It described those who, through no fault of their own, led a more ‘British’ way of life. It was the music, the films, their interests that led to one person being labelled a coconut. Their parents allowed them to make their own choices and they led a path that saw them learn little about the culture of their native lands.

Some were deemed coconuts for marrying outside their culture, whilst others for wearing western clothes. In 2020 no one really bats an eyelid at this.

The fact is, we are all coconuts now. I know many who use this term and yet know little of their own culture and even look down upon those ‘backward’ types. They rarely visit the lands of their fathers, and their own children speak only English and not the languages of their grandparents.

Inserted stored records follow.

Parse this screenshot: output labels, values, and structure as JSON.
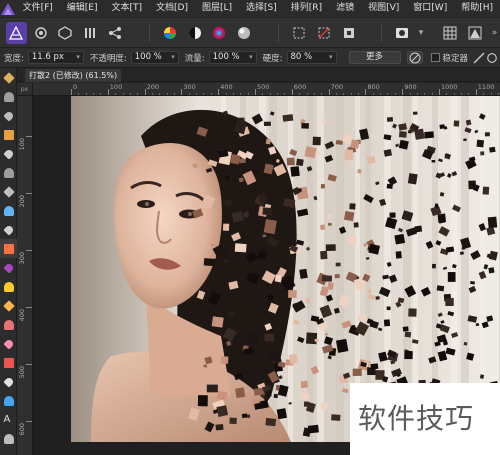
{
  "menu": {
    "items": [
      "文件[F]",
      "编辑[E]",
      "文本[T]",
      "文档[D]",
      "图层[L]",
      "选择[S]",
      "排列[R]",
      "滤镜",
      "视图[V]",
      "窗口[W]",
      "帮助[H]"
    ]
  },
  "toolbar": {
    "personas": [
      "photo-persona",
      "liquify-persona",
      "develop-persona",
      "tone-mapping-persona",
      "export-persona"
    ],
    "tools": [
      "color-wheel-icon",
      "contrast-icon",
      "color-mode-icon",
      "sphere-icon",
      "marquee-icon",
      "no-selection-icon",
      "invert-icon",
      "circle-mask-icon"
    ]
  },
  "context": {
    "width_label": "宽度:",
    "width_value": "11.6 px",
    "opacity_label": "不透明度:",
    "opacity_value": "100 %",
    "flow_label": "流量:",
    "flow_value": "100 %",
    "hardness_label": "硬度:",
    "hardness_value": "80 %",
    "more_label": "更多",
    "stabilizer_label": "稳定器"
  },
  "document": {
    "tab_title": "打散2 (已修改) (61.5%)"
  },
  "ruler": {
    "unit": "px",
    "h_ticks": [
      "0",
      "100",
      "200",
      "300",
      "400",
      "500",
      "600",
      "700",
      "800",
      "900",
      "1000",
      "1100"
    ],
    "v_ticks": [
      "100",
      "200",
      "300",
      "400",
      "500",
      "600"
    ]
  },
  "watermark": {
    "text": "软件技巧"
  },
  "colors": {
    "accent": "#5b3fa8",
    "background": "#262626",
    "canvas_bg": "#202020"
  }
}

To me, their children in another age would best be described as coconuts, yet the very same people will band the term about as if to help themselves feel as if they are ‘more Asian’, ‘more Muslim’, ‘more Sikh,’ or ‘more Hindu’.

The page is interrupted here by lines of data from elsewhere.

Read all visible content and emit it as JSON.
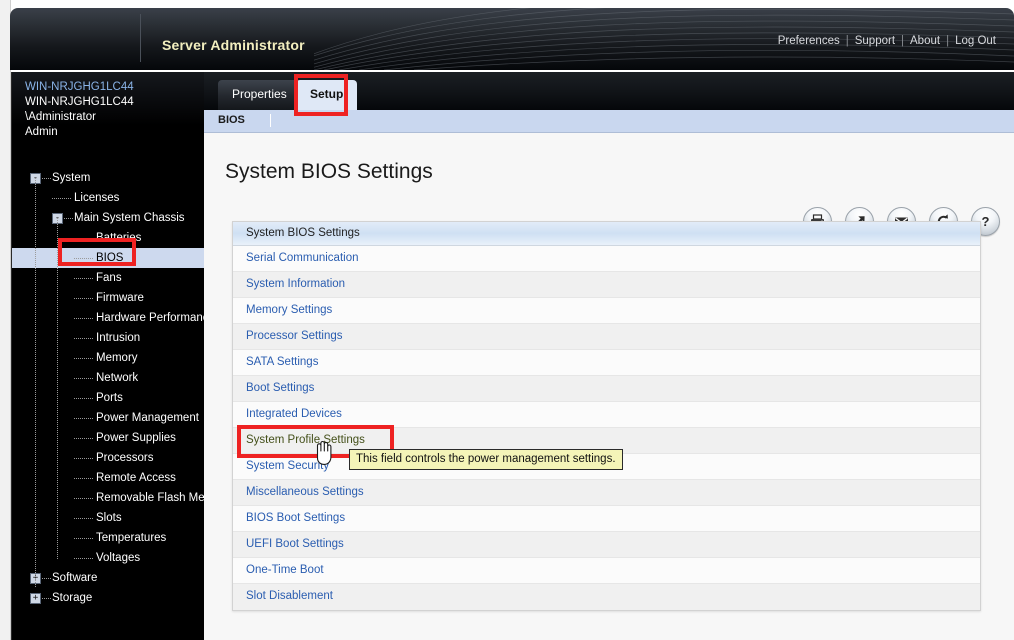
{
  "banner": {
    "title": "Server Administrator",
    "links": [
      "Preferences",
      "Support",
      "About",
      "Log Out"
    ],
    "separator": "|"
  },
  "sidebar": {
    "info": {
      "hostname_link": "WIN-NRJGHG1LC44",
      "hostname": "WIN-NRJGHG1LC44",
      "user": "\\Administrator",
      "role": "Admin"
    },
    "tree": [
      {
        "label": "System",
        "depth": 0,
        "toggle": "-",
        "selected": false
      },
      {
        "label": "Licenses",
        "depth": 1,
        "toggle": null,
        "selected": false
      },
      {
        "label": "Main System Chassis",
        "depth": 1,
        "toggle": "-",
        "selected": false
      },
      {
        "label": "Batteries",
        "depth": 2,
        "toggle": null,
        "selected": false
      },
      {
        "label": "BIOS",
        "depth": 2,
        "toggle": null,
        "selected": true
      },
      {
        "label": "Fans",
        "depth": 2,
        "toggle": null,
        "selected": false
      },
      {
        "label": "Firmware",
        "depth": 2,
        "toggle": null,
        "selected": false
      },
      {
        "label": "Hardware Performance",
        "depth": 2,
        "toggle": null,
        "selected": false
      },
      {
        "label": "Intrusion",
        "depth": 2,
        "toggle": null,
        "selected": false
      },
      {
        "label": "Memory",
        "depth": 2,
        "toggle": null,
        "selected": false
      },
      {
        "label": "Network",
        "depth": 2,
        "toggle": null,
        "selected": false
      },
      {
        "label": "Ports",
        "depth": 2,
        "toggle": null,
        "selected": false
      },
      {
        "label": "Power Management",
        "depth": 2,
        "toggle": null,
        "selected": false
      },
      {
        "label": "Power Supplies",
        "depth": 2,
        "toggle": null,
        "selected": false
      },
      {
        "label": "Processors",
        "depth": 2,
        "toggle": null,
        "selected": false
      },
      {
        "label": "Remote Access",
        "depth": 2,
        "toggle": null,
        "selected": false
      },
      {
        "label": "Removable Flash Media",
        "depth": 2,
        "toggle": null,
        "selected": false
      },
      {
        "label": "Slots",
        "depth": 2,
        "toggle": null,
        "selected": false
      },
      {
        "label": "Temperatures",
        "depth": 2,
        "toggle": null,
        "selected": false
      },
      {
        "label": "Voltages",
        "depth": 2,
        "toggle": null,
        "selected": false
      },
      {
        "label": "Software",
        "depth": 0,
        "toggle": "+",
        "selected": false
      },
      {
        "label": "Storage",
        "depth": 0,
        "toggle": "+",
        "selected": false
      }
    ]
  },
  "tabs": [
    {
      "label": "Properties",
      "active": false
    },
    {
      "label": "Setup",
      "active": true
    }
  ],
  "subtab": {
    "label": "BIOS"
  },
  "page": {
    "title": "System BIOS Settings"
  },
  "toolbar": [
    {
      "name": "print-icon",
      "label": "Print"
    },
    {
      "name": "export-icon",
      "label": "Export"
    },
    {
      "name": "email-icon",
      "label": "Email"
    },
    {
      "name": "refresh-icon",
      "label": "Refresh"
    },
    {
      "name": "help-icon",
      "label": "Help"
    }
  ],
  "settings_table": {
    "header": "System BIOS Settings",
    "rows": [
      {
        "label": "Serial Communication",
        "hovered": false
      },
      {
        "label": "System Information",
        "hovered": false
      },
      {
        "label": "Memory Settings",
        "hovered": false
      },
      {
        "label": "Processor Settings",
        "hovered": false
      },
      {
        "label": "SATA Settings",
        "hovered": false
      },
      {
        "label": "Boot Settings",
        "hovered": false
      },
      {
        "label": "Integrated Devices",
        "hovered": false
      },
      {
        "label": "System Profile Settings",
        "hovered": true
      },
      {
        "label": "System Security",
        "hovered": false
      },
      {
        "label": "Miscellaneous Settings",
        "hovered": false
      },
      {
        "label": "BIOS Boot Settings",
        "hovered": false
      },
      {
        "label": "UEFI Boot Settings",
        "hovered": false
      },
      {
        "label": "One-Time Boot",
        "hovered": false
      },
      {
        "label": "Slot Disablement",
        "hovered": false
      }
    ]
  },
  "tooltip": {
    "text": "This field controls the power management settings."
  },
  "colors": {
    "accent_link": "#2a5db0",
    "annotation": "#ee2222",
    "tooltip_bg": "#f4f4b8",
    "selection": "#cdd9ee",
    "banner_title": "#f3efbf"
  }
}
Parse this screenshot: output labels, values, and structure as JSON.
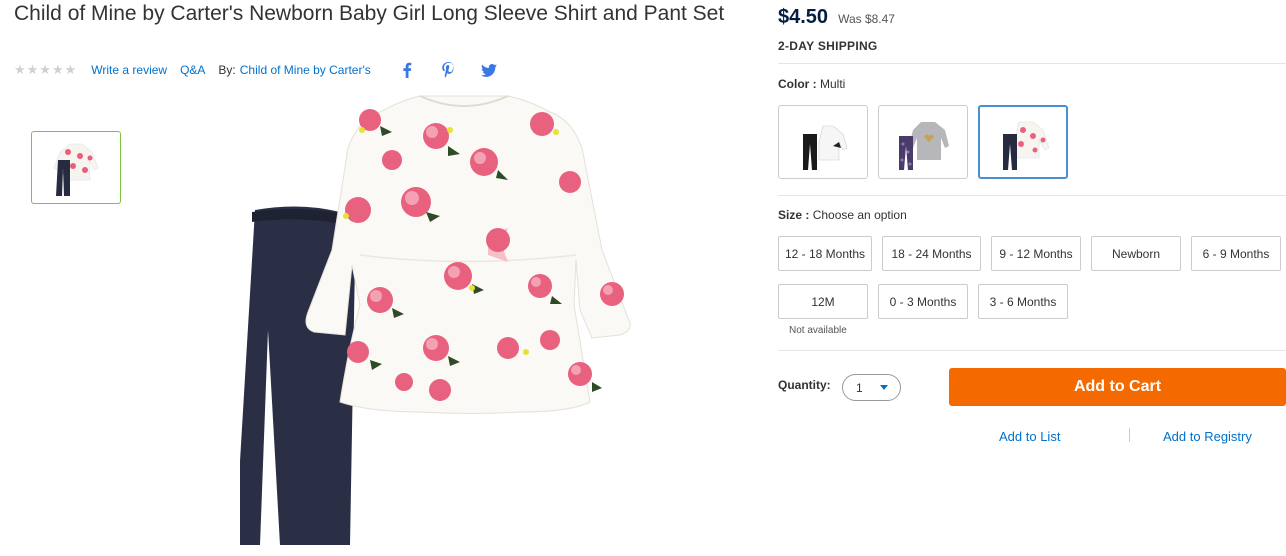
{
  "product": {
    "title": "Child of Mine by Carter's Newborn Baby Girl Long Sleeve Shirt and Pant Set",
    "stars": "★★★★★",
    "write_review": "Write a review",
    "qa": "Q&A",
    "by_label": "By:",
    "brand": "Child of Mine by Carter's"
  },
  "social": [
    "facebook-icon",
    "pinterest-icon",
    "twitter-icon"
  ],
  "pricing": {
    "price": "$4.50",
    "was": "Was $8.47",
    "shipping": "2-DAY SHIPPING"
  },
  "color": {
    "label": "Color :",
    "value": "Multi",
    "swatches": [
      "white-floral-set",
      "gray-heart-set",
      "floral-set"
    ],
    "selected_index": 2
  },
  "size": {
    "label": "Size :",
    "value": "Choose an option",
    "options_row1": [
      "12 - 18 Months",
      "18 - 24 Months",
      "9 - 12 Months",
      "Newborn",
      "6 - 9 Months"
    ],
    "options_row2": [
      "12M",
      "0 - 3 Months",
      "3 - 6 Months"
    ],
    "unavailable_note": "Not available"
  },
  "quantity": {
    "label": "Quantity:",
    "value": "1"
  },
  "actions": {
    "add_to_cart": "Add to Cart",
    "add_to_list": "Add to List",
    "add_to_registry": "Add to Registry"
  },
  "colors": {
    "accent_blue": "#0071ce",
    "cart_orange": "#f46a00",
    "thumb_border": "#7dc242",
    "selected_border": "#4b8ed1"
  }
}
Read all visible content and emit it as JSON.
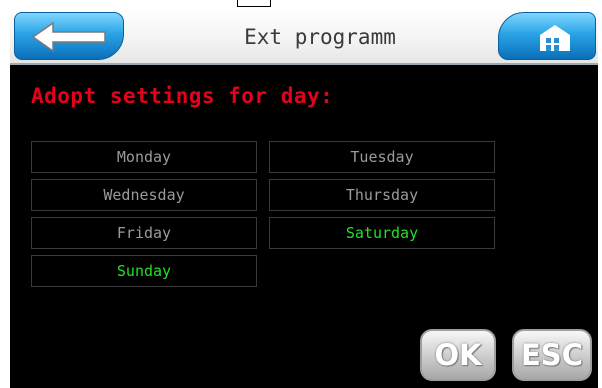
{
  "header": {
    "title": "Ext programm",
    "back_icon": "arrow-left-icon",
    "home_icon": "home-icon"
  },
  "heading": "Adopt settings for day:",
  "days": [
    {
      "label": "Monday",
      "active": false
    },
    {
      "label": "Tuesday",
      "active": false
    },
    {
      "label": "Wednesday",
      "active": false
    },
    {
      "label": "Thursday",
      "active": false
    },
    {
      "label": "Friday",
      "active": false
    },
    {
      "label": "Saturday",
      "active": true
    },
    {
      "label": "Sunday",
      "active": true
    }
  ],
  "actions": {
    "ok_label": "OK",
    "esc_label": "ESC"
  },
  "colors": {
    "heading": "#e6001a",
    "active_day": "#22e022",
    "inactive_day": "#9a9a9a",
    "header_button": "#2aa4e6"
  }
}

Many of us don’t want to admit this startling fact because it embarrasses us.

The other point is that some of us are fast becoming a generation of hypocrites by wanting to aspire to a ‘white’ ideal about where we live, where we send our kids to school and where we go on holiday. I constantly hear comments about people suggesting I visit a place because ‘there are less Asians there.’ When we earn enough, we move out to the suburbs and then wish other Asians won’t follow us and ‘ruin our area.’ Then we are quite comfortable in calling out others for being coconuts.

Let’s be open about this. Terms like coconut aim to make us feel as if we still hold onto our culture and religion more than other people. It helps us feel more in tune with others ‘like us.’ We think we are better than these people because we decided it was not culture that was important to us but religion. Coconuts are now those who do not understand the ideals of religion as we see it or are not interested in their religion as much as we are. I think that is grossly unfair.

In recent years politicians Priti Patel, Sajid Javid, broadcaster Maajid Nawaz, Sara Khan of Commission for Countering Extremism (CCE), have been among those who have been labelled coconuts. Others who may simply be saying something contrary to our opinions are quickly grouped into this accusation without a second thought. Now, I may not agree with their viewpoints but to say they are coconuts is woefully wrong.

The term is being used to describe anyone who does not prescribe to ‘our’ way of thinking.

Coconuts has been reinvented by a generation who could themselves be described that way when the term was first made infamous forty years ago. It is a term that has had its day and if we really want to move on and have a genuine debate about race, culture and religion in this country then it time we stop using it to describe any other Asian we don’t agree with.